### EXERCISE INPUTS:
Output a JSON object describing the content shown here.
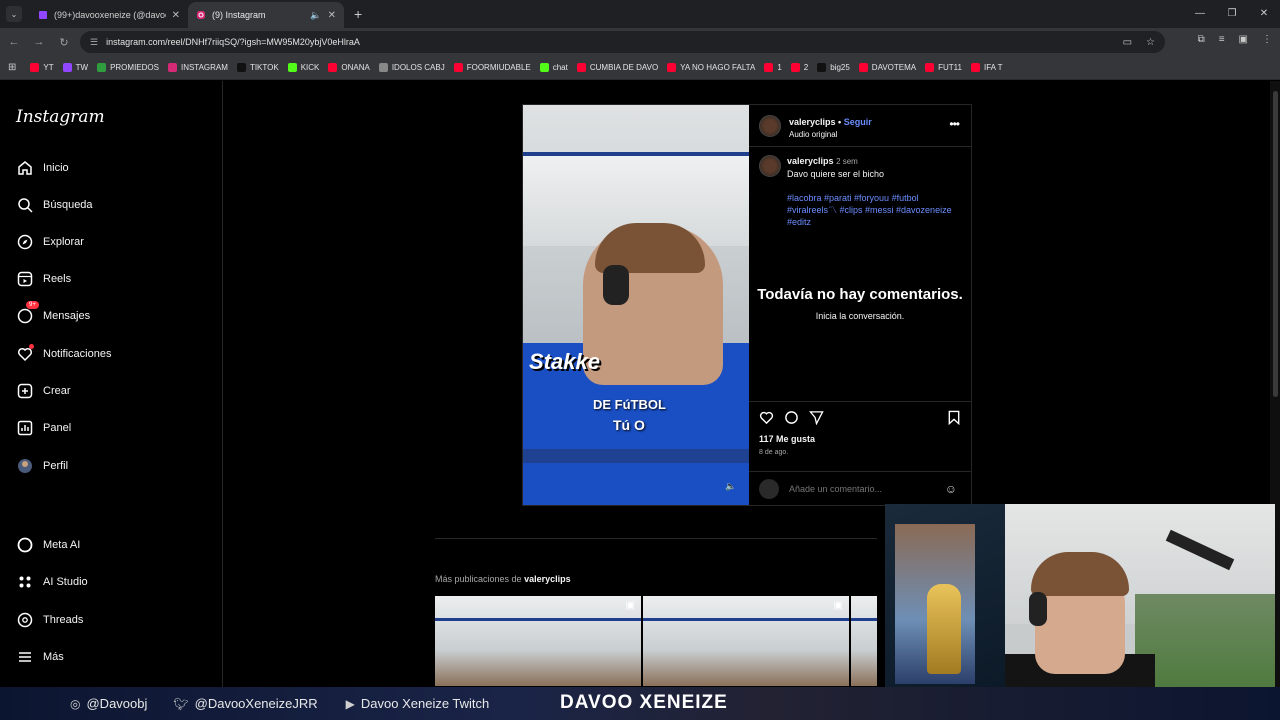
{
  "browser": {
    "tabs": [
      {
        "title": "(99+)davooxeneize (@davooxe..."
      },
      {
        "title": "(9) Instagram"
      }
    ],
    "url": "instagram.com/reel/DNHf7riiqSQ/?igsh=MW95M20ybjV0eHlraA",
    "bookmarks": [
      {
        "label": "YT",
        "color": "#ff0033"
      },
      {
        "label": "TW",
        "color": "#9146ff"
      },
      {
        "label": "PROMIEDOS",
        "color": "#2e9e3f"
      },
      {
        "label": "INSTAGRAM",
        "color": "#d62976"
      },
      {
        "label": "TIKTOK",
        "color": "#111111"
      },
      {
        "label": "KICK",
        "color": "#53fc18"
      },
      {
        "label": "ONANA",
        "color": "#ff0033"
      },
      {
        "label": "IDOLOS CABJ",
        "color": "#888888"
      },
      {
        "label": "FOORMIUDABLE",
        "color": "#ff0033"
      },
      {
        "label": "chat",
        "color": "#53fc18"
      },
      {
        "label": "CUMBIA DE DAVO",
        "color": "#ff0033"
      },
      {
        "label": "YA NO HAGO FALTA",
        "color": "#ff0033"
      },
      {
        "label": "1",
        "color": "#ff0033"
      },
      {
        "label": "2",
        "color": "#ff0033"
      },
      {
        "label": "big25",
        "color": "#111111"
      },
      {
        "label": "DAVOTEMA",
        "color": "#ff0033"
      },
      {
        "label": "FUT11",
        "color": "#ff0033"
      },
      {
        "label": "IFA T",
        "color": "#ff0033"
      }
    ]
  },
  "sidebar": {
    "logo": "Instagram",
    "items": [
      {
        "label": "Inicio"
      },
      {
        "label": "Búsqueda"
      },
      {
        "label": "Explorar"
      },
      {
        "label": "Reels"
      },
      {
        "label": "Mensajes",
        "badge": "9+"
      },
      {
        "label": "Notificaciones"
      },
      {
        "label": "Crear"
      },
      {
        "label": "Panel"
      },
      {
        "label": "Perfil"
      },
      {
        "label": "Meta AI"
      },
      {
        "label": "AI Studio"
      },
      {
        "label": "Threads"
      },
      {
        "label": "Más"
      }
    ]
  },
  "post": {
    "username": "valeryclips",
    "follow": "Seguir",
    "audio": "Audio original",
    "caption_time": "2 sem",
    "caption": "Davo quiere ser el bicho",
    "hashtags": "#lacobra #parati #foryouu #futbol #viralreels〽 #clips #messi #davozeneize #editz",
    "no_comments": "Todavía no hay comentarios.",
    "start_convo": "Inicia la conversación.",
    "likes": "117 Me gusta",
    "date": "8 de ago.",
    "comment_placeholder": "Añade un comentario...",
    "video_overlay": {
      "stakke": "Stakke",
      "line1": "DE FúTBOL",
      "line2": "Tú O"
    }
  },
  "more": {
    "prefix": "Más publicaciones de",
    "user": "valeryclips"
  },
  "stream": {
    "ig": "@Davoobj",
    "tw": "@DavooXeneizeJRR",
    "yt": "Davoo Xeneize Twitch",
    "brand": "DAVOO XENEIZE"
  }
}
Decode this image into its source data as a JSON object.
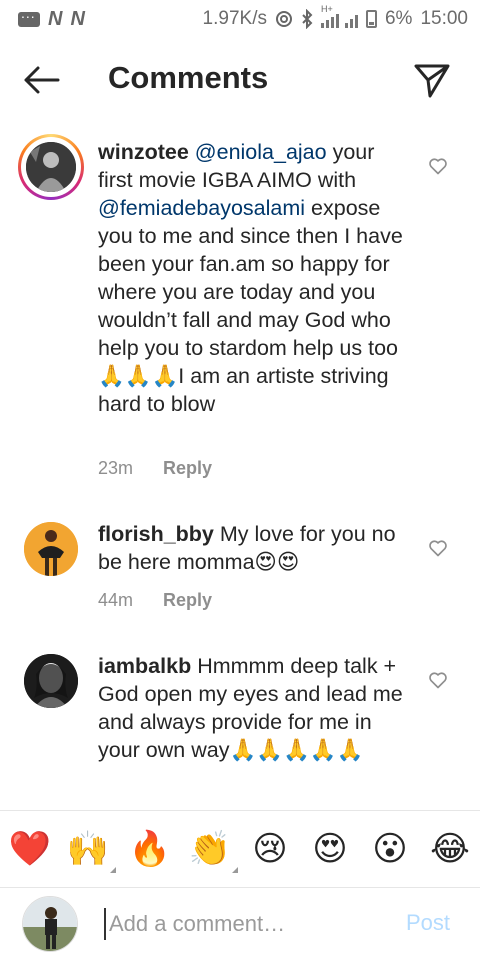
{
  "status_bar": {
    "net1": "N",
    "net2": "N",
    "speed": "1.97K/s",
    "network_label": "H+",
    "battery": "6%",
    "time": "15:00"
  },
  "header": {
    "title": "Comments",
    "back_icon": "arrow-left-icon",
    "send_icon": "paper-plane-icon"
  },
  "comments": [
    {
      "username": "winzotee",
      "segments": [
        {
          "text": "@eniola_ajao",
          "mention": true
        },
        {
          "text": " your first movie IGBA AIMO with ",
          "mention": false
        },
        {
          "text": "@femiadebayosalami",
          "mention": true
        },
        {
          "text": " expose you to me and since then I have been your fan.am so happy for where you are today and you wouldn’t fall and may God who help you to stardom help us too🙏🙏🙏I am an artiste  striving hard to blow",
          "mention": false
        }
      ],
      "time": "23m",
      "reply_label": "Reply",
      "has_story_ring": true
    },
    {
      "username": "florish_bby",
      "segments": [
        {
          "text": "My love for you no be here momma😍😍",
          "mention": false
        }
      ],
      "time": "44m",
      "reply_label": "Reply",
      "has_story_ring": false
    },
    {
      "username": "iambalkb",
      "segments": [
        {
          "text": "Hmmmm deep talk + God open my eyes and lead me and always provide for me in your own way🙏🙏🙏🙏🙏",
          "mention": false
        }
      ],
      "time": "",
      "reply_label": "",
      "has_story_ring": false
    }
  ],
  "emoji_bar": [
    {
      "char": "❤️",
      "name": "red-heart-emoji"
    },
    {
      "char": "🙌",
      "name": "raising-hands-emoji"
    },
    {
      "char": "🔥",
      "name": "fire-emoji"
    },
    {
      "char": "👏",
      "name": "clapping-hands-emoji"
    },
    {
      "char": "😢",
      "name": "crying-face-emoji"
    },
    {
      "char": "😍",
      "name": "heart-eyes-emoji"
    },
    {
      "char": "😮",
      "name": "surprised-face-emoji"
    },
    {
      "char": "😂",
      "name": "tears-of-joy-emoji"
    }
  ],
  "composer": {
    "placeholder": "Add a comment…",
    "post_label": "Post"
  },
  "colors": {
    "mention": "#00376b",
    "meta": "#8e8e8e",
    "post_disabled": "#b3dbff"
  }
}
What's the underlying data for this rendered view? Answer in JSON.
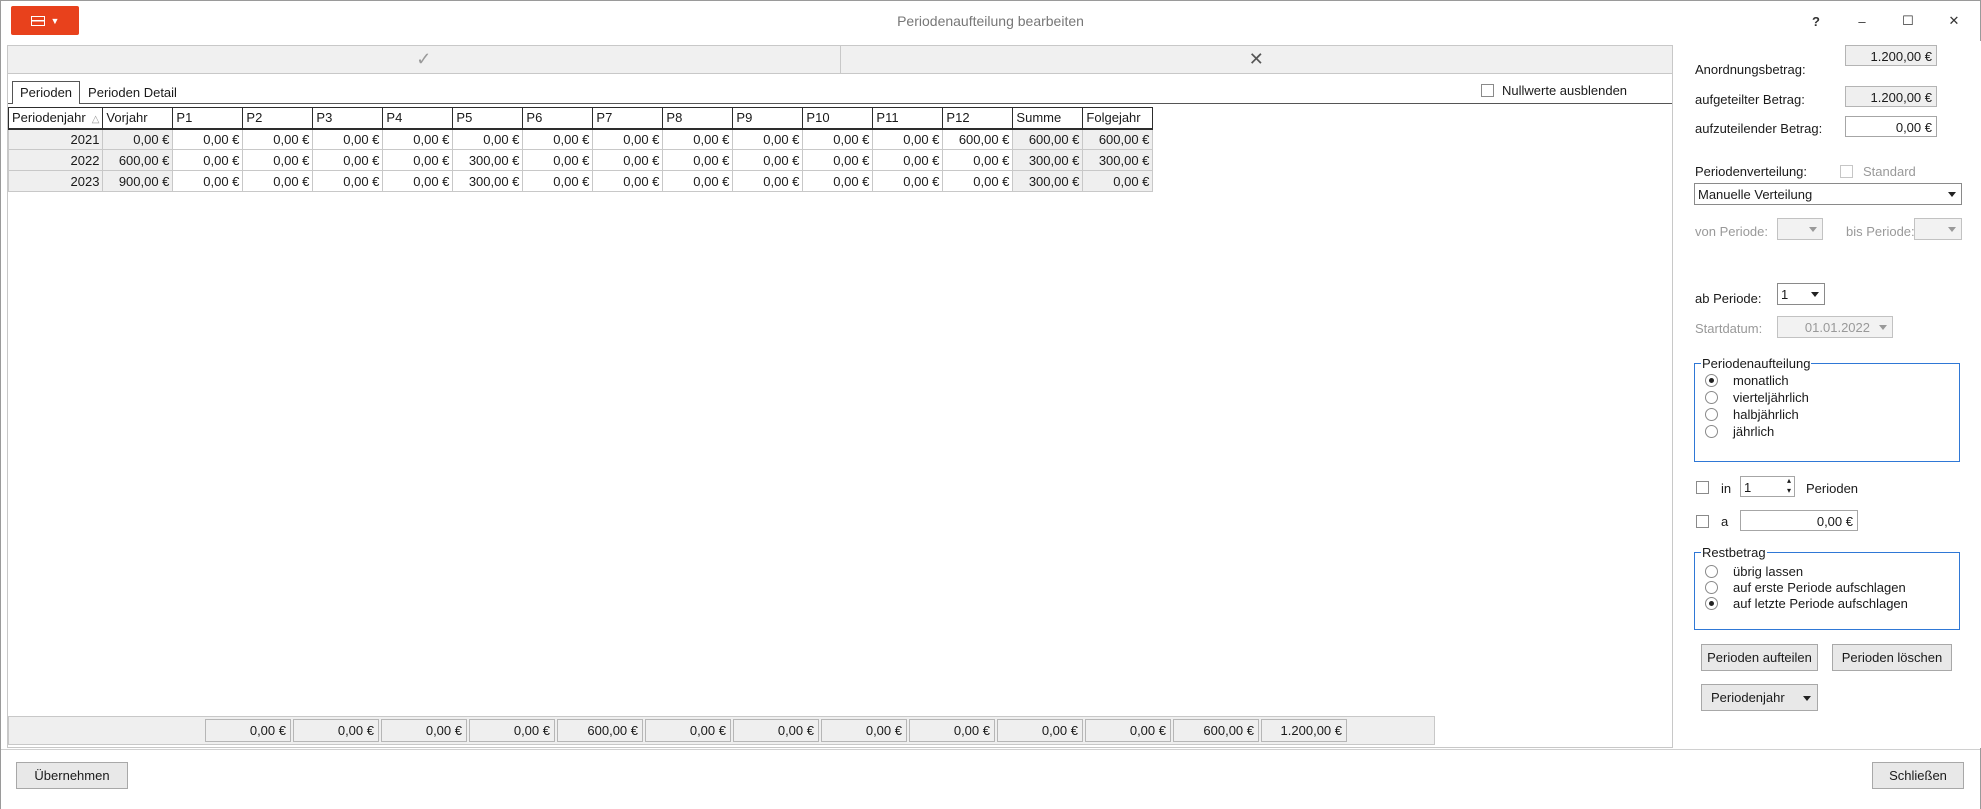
{
  "window": {
    "title": "Periodenaufteilung bearbeiten",
    "help": "?",
    "minimize": "–",
    "maximize": "☐",
    "close": "✕"
  },
  "toolbar": {
    "confirm_icon": "checkmark-icon",
    "cancel_icon": "close-icon",
    "confirm_glyph": "✓",
    "cancel_glyph": "✕"
  },
  "tabs": [
    {
      "label": "Perioden",
      "active": true
    },
    {
      "label": "Perioden Detail",
      "active": false
    }
  ],
  "nullwerte_label": "Nullwerte ausblenden",
  "grid": {
    "columns": [
      "Periodenjahr",
      "Vorjahr",
      "P1",
      "P2",
      "P3",
      "P4",
      "P5",
      "P6",
      "P7",
      "P8",
      "P9",
      "P10",
      "P11",
      "P12",
      "Summe",
      "Folgejahr"
    ],
    "sort_glyph": "△",
    "rows": [
      [
        "2021",
        "0,00 €",
        "0,00 €",
        "0,00 €",
        "0,00 €",
        "0,00 €",
        "0,00 €",
        "0,00 €",
        "0,00 €",
        "0,00 €",
        "0,00 €",
        "0,00 €",
        "0,00 €",
        "600,00 €",
        "600,00 €",
        "600,00 €"
      ],
      [
        "2022",
        "600,00 €",
        "0,00 €",
        "0,00 €",
        "0,00 €",
        "0,00 €",
        "300,00 €",
        "0,00 €",
        "0,00 €",
        "0,00 €",
        "0,00 €",
        "0,00 €",
        "0,00 €",
        "0,00 €",
        "300,00 €",
        "300,00 €"
      ],
      [
        "2023",
        "900,00 €",
        "0,00 €",
        "0,00 €",
        "0,00 €",
        "0,00 €",
        "300,00 €",
        "0,00 €",
        "0,00 €",
        "0,00 €",
        "0,00 €",
        "0,00 €",
        "0,00 €",
        "0,00 €",
        "300,00 €",
        "0,00 €"
      ]
    ],
    "totals": [
      "0,00 €",
      "0,00 €",
      "0,00 €",
      "0,00 €",
      "600,00 €",
      "0,00 €",
      "0,00 €",
      "0,00 €",
      "0,00 €",
      "0,00 €",
      "0,00 €",
      "600,00 €",
      "1.200,00 €"
    ]
  },
  "side": {
    "anordnungsbetrag_label": "Anordnungsbetrag:",
    "anordnungsbetrag": "1.200,00 €",
    "aufgeteilt_label": "aufgeteilter Betrag:",
    "aufgeteilt": "1.200,00 €",
    "aufzuteilen_label": "aufzuteilender Betrag:",
    "aufzuteilen": "0,00 €",
    "verteilung_label": "Periodenverteilung:",
    "standard_label": "Standard",
    "verteilung_value": "Manuelle Verteilung",
    "von_label": "von Periode:",
    "bis_label": "bis Periode:",
    "ab_label": "ab Periode:",
    "ab_value": "1",
    "startdatum_label": "Startdatum:",
    "startdatum_value": "01.01.2022",
    "aufteilung_group": "Periodenaufteilung",
    "aufteilung_options": [
      {
        "label": "monatlich",
        "selected": true
      },
      {
        "label": "vierteljährlich",
        "selected": false
      },
      {
        "label": "halbjährlich",
        "selected": false
      },
      {
        "label": "jährlich",
        "selected": false
      }
    ],
    "in_label": "in",
    "in_value": "1",
    "perioden_label": "Perioden",
    "a_label": "a",
    "a_value": "0,00 €",
    "rest_group": "Restbetrag",
    "rest_options": [
      {
        "label": "übrig lassen",
        "selected": false
      },
      {
        "label": "auf erste Periode aufschlagen",
        "selected": false
      },
      {
        "label": "auf letzte Periode aufschlagen",
        "selected": true
      }
    ],
    "btn_aufteilen": "Perioden aufteilen",
    "btn_loeschen": "Perioden löschen",
    "btn_periodenjahr": "Periodenjahr"
  },
  "bottom": {
    "uebernehmen": "Übernehmen",
    "schliessen": "Schließen"
  }
}
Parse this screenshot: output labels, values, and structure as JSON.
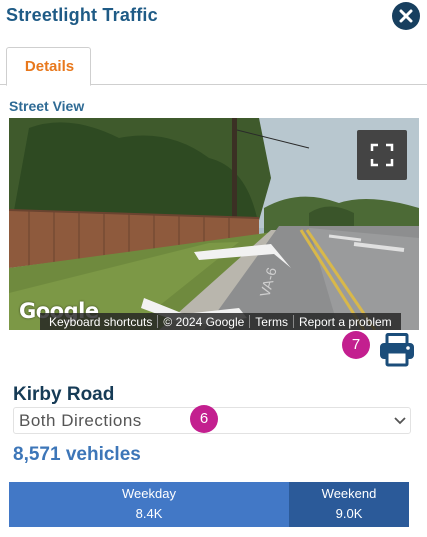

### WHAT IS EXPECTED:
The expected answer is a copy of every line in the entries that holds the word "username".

### SOLUTION FOR THIS TASK:
    "username": "valeryclips",
      "username": "winzotee",
      "username": "florish_bby",
      "username": "iambalkb",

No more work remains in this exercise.